* PROBLEM REQUIREMENTS *
Can you pull out each line of the data below that includes the word "handle"?

* EXERCISE DATA *
++++++++++++++++++++

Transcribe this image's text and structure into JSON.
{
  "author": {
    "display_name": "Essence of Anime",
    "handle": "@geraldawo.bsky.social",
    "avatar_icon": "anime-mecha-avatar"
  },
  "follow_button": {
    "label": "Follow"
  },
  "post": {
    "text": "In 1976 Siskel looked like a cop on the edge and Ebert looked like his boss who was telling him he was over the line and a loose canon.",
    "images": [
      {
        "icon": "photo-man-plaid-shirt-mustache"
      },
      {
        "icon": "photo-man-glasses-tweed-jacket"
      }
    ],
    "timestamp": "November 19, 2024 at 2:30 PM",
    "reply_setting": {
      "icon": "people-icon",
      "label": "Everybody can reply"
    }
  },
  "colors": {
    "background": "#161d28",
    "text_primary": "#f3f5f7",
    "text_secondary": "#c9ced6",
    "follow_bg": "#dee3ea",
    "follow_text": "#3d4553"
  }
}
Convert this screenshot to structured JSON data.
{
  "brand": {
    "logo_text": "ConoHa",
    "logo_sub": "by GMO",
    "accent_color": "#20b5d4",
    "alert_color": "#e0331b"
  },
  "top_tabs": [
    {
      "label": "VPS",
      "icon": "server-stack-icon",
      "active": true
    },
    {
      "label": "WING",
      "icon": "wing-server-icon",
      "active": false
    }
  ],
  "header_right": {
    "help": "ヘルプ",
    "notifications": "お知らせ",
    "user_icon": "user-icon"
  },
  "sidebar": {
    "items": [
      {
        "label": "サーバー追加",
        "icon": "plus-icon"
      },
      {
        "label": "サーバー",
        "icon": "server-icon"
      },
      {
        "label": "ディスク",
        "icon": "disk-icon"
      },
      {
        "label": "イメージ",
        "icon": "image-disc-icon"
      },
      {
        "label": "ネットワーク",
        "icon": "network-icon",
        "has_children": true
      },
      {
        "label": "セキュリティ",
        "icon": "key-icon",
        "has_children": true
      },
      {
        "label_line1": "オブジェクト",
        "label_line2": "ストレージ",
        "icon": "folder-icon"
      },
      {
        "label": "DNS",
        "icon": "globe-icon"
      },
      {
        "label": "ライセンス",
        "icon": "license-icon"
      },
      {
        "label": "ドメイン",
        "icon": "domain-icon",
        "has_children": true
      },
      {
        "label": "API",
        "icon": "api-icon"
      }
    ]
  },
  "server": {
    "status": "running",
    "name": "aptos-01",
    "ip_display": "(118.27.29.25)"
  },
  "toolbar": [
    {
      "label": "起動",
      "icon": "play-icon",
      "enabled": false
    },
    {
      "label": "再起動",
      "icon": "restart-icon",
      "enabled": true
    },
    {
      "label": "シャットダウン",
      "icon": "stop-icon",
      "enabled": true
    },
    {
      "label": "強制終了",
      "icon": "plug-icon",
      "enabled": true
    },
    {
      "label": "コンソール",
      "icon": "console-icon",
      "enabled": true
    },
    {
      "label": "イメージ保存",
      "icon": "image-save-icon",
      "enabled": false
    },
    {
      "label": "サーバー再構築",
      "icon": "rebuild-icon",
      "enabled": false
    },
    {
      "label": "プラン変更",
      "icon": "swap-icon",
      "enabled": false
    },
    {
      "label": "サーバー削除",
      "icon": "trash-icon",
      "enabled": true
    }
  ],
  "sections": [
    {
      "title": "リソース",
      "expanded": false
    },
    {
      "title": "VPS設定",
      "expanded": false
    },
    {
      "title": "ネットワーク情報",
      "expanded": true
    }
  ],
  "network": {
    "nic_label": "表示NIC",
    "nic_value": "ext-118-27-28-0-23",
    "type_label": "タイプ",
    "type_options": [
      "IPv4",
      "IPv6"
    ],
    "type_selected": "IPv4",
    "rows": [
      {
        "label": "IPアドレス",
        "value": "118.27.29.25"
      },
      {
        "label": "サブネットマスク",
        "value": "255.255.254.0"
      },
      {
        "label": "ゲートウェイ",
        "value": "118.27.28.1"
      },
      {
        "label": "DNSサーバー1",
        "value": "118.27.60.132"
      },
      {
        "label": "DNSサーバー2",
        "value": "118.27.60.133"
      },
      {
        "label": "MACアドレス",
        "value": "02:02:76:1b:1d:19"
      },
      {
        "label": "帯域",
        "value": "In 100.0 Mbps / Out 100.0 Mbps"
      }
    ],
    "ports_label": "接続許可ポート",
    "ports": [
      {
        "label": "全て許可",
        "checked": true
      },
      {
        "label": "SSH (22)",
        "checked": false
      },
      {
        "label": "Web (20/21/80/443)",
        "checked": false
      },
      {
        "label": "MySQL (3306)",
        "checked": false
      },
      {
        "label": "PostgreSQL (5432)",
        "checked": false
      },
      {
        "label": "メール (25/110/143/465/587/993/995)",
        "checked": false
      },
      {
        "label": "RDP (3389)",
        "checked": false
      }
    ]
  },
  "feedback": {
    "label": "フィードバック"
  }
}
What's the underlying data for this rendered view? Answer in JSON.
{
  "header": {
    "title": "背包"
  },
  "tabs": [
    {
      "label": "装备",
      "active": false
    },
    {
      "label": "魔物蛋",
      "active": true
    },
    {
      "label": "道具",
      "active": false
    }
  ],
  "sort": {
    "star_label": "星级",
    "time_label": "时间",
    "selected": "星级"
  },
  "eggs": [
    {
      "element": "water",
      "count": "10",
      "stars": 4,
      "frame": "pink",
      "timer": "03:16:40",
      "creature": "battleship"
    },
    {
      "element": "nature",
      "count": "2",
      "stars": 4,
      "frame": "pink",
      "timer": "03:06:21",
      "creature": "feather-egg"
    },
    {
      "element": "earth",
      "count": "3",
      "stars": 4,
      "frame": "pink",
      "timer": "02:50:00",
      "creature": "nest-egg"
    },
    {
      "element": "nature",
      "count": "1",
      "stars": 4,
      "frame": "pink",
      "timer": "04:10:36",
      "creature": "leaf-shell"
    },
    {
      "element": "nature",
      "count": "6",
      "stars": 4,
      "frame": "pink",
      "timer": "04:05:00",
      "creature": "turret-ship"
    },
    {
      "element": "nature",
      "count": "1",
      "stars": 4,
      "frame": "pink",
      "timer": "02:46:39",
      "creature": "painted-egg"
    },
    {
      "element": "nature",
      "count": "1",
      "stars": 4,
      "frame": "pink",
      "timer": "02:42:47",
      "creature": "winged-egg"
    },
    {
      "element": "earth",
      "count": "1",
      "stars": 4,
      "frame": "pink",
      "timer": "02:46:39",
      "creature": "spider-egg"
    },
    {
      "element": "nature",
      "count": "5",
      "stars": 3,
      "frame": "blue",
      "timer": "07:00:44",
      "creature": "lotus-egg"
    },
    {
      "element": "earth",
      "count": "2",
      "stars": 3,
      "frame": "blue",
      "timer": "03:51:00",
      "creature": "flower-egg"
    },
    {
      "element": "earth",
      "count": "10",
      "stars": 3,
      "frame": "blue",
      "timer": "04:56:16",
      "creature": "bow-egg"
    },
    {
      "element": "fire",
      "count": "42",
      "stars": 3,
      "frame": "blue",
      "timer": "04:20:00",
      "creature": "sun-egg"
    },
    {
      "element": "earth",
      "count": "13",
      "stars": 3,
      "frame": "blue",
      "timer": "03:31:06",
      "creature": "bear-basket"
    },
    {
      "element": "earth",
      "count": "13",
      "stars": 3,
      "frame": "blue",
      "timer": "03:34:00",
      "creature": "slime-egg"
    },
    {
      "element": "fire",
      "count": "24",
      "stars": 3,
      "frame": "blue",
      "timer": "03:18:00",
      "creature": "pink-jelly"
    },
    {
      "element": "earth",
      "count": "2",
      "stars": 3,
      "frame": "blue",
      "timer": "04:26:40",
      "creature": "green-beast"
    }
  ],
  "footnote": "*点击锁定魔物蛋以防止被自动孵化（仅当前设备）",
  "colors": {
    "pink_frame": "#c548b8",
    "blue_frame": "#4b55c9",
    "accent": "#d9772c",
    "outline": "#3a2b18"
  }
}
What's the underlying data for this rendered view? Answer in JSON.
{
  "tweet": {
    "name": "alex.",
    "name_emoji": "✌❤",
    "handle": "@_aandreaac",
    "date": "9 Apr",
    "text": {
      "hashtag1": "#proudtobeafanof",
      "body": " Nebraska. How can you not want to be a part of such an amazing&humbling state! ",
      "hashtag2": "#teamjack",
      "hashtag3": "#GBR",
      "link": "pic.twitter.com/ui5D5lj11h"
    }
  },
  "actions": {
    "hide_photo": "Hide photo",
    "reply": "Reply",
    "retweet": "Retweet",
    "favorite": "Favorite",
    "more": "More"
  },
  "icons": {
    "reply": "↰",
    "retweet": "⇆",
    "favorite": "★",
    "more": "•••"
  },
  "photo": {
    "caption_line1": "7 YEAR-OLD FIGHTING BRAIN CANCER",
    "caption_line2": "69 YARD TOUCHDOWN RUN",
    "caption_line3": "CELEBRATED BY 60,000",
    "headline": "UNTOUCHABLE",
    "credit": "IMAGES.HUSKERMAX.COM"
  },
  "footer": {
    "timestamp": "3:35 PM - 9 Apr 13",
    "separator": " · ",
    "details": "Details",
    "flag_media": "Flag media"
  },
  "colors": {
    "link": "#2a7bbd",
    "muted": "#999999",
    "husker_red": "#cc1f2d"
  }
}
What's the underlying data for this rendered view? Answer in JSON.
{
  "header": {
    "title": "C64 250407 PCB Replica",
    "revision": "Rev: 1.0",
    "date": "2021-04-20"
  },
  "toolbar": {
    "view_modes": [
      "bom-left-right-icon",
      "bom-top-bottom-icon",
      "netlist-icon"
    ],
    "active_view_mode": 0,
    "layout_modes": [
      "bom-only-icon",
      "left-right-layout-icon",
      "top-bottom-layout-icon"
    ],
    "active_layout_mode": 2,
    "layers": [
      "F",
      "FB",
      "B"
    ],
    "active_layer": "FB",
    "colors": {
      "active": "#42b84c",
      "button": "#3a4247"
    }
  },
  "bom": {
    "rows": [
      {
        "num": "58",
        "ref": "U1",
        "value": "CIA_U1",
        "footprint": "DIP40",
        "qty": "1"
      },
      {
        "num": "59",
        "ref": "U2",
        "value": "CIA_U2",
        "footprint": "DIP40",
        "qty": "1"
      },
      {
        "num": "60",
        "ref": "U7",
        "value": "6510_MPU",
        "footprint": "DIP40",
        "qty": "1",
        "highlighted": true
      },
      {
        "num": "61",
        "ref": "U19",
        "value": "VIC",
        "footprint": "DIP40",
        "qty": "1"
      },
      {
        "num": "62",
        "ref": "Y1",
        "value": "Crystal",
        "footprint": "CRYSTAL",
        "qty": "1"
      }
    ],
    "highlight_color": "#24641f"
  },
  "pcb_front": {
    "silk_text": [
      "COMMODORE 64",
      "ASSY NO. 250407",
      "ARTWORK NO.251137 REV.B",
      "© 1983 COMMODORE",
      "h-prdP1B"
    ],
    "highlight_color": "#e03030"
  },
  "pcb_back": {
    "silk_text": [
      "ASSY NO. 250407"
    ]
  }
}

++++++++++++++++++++

* SOLVED PROBLEM *
    "handle": "@geraldawo.bsky.social",
    "handle": "@_aandreaac",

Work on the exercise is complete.